Entries taken from a collection:
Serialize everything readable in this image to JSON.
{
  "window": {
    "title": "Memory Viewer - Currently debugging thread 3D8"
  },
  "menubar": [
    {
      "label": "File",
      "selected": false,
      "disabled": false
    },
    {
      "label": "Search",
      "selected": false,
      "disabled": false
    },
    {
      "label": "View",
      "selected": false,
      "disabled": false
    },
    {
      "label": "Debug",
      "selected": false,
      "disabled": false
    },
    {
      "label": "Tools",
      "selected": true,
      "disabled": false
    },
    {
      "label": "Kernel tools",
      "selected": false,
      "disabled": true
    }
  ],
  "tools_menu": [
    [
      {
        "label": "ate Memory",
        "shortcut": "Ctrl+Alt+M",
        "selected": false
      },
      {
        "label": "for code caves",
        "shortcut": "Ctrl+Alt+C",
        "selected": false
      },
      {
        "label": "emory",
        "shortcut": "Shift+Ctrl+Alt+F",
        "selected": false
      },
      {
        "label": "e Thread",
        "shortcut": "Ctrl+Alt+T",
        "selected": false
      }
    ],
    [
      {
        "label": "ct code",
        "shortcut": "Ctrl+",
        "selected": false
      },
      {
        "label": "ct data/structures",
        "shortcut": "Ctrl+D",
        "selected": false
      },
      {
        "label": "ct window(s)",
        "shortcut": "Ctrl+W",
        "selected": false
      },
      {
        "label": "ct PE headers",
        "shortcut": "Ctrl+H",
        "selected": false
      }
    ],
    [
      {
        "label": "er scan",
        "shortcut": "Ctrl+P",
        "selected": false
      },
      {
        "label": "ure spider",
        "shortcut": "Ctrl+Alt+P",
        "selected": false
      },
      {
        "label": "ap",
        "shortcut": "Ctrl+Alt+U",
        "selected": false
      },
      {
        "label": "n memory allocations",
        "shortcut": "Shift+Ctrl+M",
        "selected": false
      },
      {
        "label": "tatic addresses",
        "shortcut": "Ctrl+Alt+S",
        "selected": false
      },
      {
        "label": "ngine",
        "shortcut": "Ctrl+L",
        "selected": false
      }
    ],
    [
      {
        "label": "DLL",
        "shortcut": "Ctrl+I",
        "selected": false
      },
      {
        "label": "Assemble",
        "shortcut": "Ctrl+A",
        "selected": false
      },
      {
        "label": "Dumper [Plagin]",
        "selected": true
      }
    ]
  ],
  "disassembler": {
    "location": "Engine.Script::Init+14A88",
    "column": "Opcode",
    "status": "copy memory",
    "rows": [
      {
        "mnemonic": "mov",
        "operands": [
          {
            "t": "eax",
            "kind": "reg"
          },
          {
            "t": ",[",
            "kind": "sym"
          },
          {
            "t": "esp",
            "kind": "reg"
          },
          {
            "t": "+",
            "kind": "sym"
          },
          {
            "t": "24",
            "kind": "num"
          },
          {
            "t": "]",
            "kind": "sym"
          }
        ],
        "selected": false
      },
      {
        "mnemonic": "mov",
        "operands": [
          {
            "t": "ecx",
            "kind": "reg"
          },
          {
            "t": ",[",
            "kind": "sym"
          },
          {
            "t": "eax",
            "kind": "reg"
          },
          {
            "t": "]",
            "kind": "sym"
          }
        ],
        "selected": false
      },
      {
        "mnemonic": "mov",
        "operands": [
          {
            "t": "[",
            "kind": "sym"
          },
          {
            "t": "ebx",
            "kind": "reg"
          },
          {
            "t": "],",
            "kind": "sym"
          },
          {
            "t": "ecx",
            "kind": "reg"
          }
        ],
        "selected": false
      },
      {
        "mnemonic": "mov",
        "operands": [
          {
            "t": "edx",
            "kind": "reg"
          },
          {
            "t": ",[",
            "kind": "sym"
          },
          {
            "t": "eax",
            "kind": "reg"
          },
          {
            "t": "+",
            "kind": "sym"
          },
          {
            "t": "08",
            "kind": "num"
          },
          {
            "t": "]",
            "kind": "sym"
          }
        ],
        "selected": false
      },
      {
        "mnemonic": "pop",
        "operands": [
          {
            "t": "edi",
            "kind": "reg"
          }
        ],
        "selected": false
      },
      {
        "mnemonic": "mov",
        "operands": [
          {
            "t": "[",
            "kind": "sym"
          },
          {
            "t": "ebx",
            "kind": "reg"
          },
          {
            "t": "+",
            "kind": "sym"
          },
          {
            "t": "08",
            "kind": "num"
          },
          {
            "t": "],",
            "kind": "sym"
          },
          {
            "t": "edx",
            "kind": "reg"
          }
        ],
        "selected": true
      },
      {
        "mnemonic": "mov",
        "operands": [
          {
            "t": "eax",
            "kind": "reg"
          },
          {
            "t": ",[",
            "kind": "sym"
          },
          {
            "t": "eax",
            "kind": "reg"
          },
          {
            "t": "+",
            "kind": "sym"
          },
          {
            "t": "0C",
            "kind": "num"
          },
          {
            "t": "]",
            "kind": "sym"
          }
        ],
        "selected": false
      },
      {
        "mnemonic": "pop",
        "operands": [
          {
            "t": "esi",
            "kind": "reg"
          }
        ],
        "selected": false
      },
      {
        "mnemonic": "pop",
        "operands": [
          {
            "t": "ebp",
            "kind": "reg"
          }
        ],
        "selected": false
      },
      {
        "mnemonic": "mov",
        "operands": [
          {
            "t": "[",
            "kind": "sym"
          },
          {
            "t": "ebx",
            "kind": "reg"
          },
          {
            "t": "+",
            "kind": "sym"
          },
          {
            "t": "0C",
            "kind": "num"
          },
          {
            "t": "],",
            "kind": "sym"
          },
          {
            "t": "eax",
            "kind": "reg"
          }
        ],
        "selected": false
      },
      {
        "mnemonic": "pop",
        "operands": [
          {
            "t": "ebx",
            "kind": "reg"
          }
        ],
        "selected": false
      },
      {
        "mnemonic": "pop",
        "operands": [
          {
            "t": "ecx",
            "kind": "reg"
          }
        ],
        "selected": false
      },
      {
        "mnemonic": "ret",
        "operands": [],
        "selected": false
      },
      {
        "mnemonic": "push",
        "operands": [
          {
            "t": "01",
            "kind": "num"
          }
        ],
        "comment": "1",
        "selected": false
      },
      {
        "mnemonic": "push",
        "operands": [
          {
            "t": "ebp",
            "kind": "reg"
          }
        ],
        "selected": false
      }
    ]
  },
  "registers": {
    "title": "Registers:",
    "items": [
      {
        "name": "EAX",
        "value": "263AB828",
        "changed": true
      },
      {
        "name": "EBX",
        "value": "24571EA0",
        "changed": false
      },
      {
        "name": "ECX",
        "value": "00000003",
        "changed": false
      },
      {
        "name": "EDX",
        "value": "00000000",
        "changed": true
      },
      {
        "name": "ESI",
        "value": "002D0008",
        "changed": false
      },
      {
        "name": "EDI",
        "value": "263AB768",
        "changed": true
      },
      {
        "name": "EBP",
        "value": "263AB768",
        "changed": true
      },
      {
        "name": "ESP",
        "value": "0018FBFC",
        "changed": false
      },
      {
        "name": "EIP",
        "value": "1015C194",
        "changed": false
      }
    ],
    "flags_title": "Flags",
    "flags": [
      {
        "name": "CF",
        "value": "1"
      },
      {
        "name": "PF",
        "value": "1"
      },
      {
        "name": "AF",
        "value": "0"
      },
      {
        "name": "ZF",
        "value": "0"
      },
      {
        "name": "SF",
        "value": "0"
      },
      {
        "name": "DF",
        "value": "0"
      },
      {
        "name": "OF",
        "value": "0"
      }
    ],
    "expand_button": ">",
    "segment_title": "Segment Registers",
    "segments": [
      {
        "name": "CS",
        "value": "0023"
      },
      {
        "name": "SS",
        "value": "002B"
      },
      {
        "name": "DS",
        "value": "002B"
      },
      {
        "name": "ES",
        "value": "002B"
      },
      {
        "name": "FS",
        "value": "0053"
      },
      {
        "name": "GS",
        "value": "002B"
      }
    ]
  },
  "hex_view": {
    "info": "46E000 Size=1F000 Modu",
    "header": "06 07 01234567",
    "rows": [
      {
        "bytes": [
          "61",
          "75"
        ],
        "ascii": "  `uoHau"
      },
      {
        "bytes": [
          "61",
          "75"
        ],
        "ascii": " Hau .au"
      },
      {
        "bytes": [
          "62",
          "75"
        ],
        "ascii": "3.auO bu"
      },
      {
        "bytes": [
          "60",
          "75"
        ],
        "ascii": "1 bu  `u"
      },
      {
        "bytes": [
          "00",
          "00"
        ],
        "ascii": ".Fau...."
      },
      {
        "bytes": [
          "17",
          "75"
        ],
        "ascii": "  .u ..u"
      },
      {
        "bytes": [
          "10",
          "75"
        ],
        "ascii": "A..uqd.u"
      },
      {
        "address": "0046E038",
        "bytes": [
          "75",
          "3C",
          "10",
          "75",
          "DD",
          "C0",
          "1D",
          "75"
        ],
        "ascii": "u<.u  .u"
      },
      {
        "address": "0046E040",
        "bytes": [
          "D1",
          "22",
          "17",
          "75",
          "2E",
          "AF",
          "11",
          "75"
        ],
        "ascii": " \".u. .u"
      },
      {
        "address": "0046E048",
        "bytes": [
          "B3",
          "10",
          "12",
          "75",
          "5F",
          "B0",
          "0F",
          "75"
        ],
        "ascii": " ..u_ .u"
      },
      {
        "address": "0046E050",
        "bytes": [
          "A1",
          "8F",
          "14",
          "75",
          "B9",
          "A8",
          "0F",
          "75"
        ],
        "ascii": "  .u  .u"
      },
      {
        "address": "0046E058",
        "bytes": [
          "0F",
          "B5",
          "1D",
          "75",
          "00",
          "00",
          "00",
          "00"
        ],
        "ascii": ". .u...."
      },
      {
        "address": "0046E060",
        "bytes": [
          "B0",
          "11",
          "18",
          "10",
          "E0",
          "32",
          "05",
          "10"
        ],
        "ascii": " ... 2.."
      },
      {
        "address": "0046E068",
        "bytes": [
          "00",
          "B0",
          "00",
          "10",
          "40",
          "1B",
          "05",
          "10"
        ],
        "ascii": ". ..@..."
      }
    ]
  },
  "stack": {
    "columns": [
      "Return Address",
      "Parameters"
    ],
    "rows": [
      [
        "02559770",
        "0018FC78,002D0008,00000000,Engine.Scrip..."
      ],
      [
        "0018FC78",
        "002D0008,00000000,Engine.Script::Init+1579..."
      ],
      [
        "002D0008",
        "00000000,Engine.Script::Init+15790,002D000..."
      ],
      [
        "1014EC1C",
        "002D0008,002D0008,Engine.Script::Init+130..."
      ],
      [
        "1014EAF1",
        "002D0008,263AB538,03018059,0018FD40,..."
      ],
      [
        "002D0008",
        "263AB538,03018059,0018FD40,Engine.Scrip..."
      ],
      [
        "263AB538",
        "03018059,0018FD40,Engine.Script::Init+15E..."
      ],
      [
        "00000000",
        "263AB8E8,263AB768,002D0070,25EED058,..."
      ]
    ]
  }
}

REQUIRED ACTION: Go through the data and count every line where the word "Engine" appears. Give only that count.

RESPONSE FOR THIS EXERCISE: 7